Stored items:
※
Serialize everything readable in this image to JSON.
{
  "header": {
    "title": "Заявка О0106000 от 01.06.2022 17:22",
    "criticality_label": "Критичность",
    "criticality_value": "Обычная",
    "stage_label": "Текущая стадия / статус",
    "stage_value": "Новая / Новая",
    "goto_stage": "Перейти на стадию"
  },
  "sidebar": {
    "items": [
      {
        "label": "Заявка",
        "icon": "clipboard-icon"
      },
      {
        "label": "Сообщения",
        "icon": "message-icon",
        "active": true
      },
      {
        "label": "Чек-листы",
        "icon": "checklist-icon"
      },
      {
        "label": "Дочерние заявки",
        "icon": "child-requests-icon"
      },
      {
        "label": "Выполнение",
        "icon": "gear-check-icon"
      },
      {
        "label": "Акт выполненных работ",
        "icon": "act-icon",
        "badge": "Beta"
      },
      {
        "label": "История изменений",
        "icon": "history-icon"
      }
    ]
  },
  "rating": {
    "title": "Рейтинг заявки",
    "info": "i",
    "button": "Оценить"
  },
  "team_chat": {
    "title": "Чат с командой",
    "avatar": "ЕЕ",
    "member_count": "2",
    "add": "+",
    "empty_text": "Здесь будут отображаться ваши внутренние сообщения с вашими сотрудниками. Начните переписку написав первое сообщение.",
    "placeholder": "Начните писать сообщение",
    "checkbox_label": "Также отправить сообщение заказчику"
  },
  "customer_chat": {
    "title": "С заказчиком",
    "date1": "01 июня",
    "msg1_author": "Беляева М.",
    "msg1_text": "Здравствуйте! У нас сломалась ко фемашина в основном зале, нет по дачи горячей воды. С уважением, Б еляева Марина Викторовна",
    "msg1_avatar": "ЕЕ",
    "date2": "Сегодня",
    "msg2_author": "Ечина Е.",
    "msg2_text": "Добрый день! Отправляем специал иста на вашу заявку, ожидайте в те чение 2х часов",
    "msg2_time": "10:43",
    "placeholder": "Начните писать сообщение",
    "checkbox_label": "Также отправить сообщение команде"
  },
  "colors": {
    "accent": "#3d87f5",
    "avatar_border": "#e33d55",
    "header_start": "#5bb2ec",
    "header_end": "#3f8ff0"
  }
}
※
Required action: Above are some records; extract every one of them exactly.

Solution:
Serialize everything readable in this image to JSON.
{
  "header": {
    "title": "Заявка О0106000 от 01.06.2022 17:22",
    "criticality_label": "Критичность",
    "criticality_value": "Обычная",
    "stage_label": "Текущая стадия / статус",
    "stage_value": "Новая / Новая",
    "goto_stage": "Перейти на стадию"
  },
  "sidebar": {
    "items": [
      {
        "label": "Заявка",
        "icon": "clipboard-icon"
      },
      {
        "label": "Сообщения",
        "icon": "message-icon",
        "active": true
      },
      {
        "label": "Чек-листы",
        "icon": "checklist-icon"
      },
      {
        "label": "Дочерние заявки",
        "icon": "child-requests-icon"
      },
      {
        "label": "Выполнение",
        "icon": "gear-check-icon"
      },
      {
        "label": "Акт выполненных работ",
        "icon": "act-icon",
        "badge": "Beta"
      },
      {
        "label": "История изменений",
        "icon": "history-icon"
      }
    ]
  },
  "rating": {
    "title": "Рейтинг заявки",
    "info": "i",
    "button": "Оценить"
  },
  "team_chat": {
    "title": "Чат с командой",
    "avatar": "ЕЕ",
    "member_count": "2",
    "add": "+",
    "empty_text": "Здесь будут отображаться ваши внутренние сообщения с вашими сотрудниками. Начните переписку написав первое сообщение.",
    "placeholder": "Начните писать сообщение",
    "checkbox_label": "Также отправить сообщение заказчику"
  },
  "customer_chat": {
    "title": "С заказчиком",
    "date1": "01 июня",
    "msg1_author": "Беляева М.",
    "msg1_text": "Здравствуйте! У нас сломалась ко фемашина в основном зале, нет по дачи горячей воды. С уважением, Б еляева Марина Викторовна",
    "msg1_avatar": "ЕЕ",
    "date2": "Сегодня",
    "msg2_author": "Ечина Е.",
    "msg2_text": "Добрый день! Отправляем специал иста на вашу заявку, ожидайте в те чение 2х часов",
    "msg2_time": "10:43",
    "placeholder": "Начните писать сообщение",
    "checkbox_label": "Также отправить сообщение команде"
  },
  "colors": {
    "accent": "#3d87f5",
    "avatar_border": "#e33d55",
    "header_start": "#5bb2ec",
    "header_end": "#3f8ff0"
  }
}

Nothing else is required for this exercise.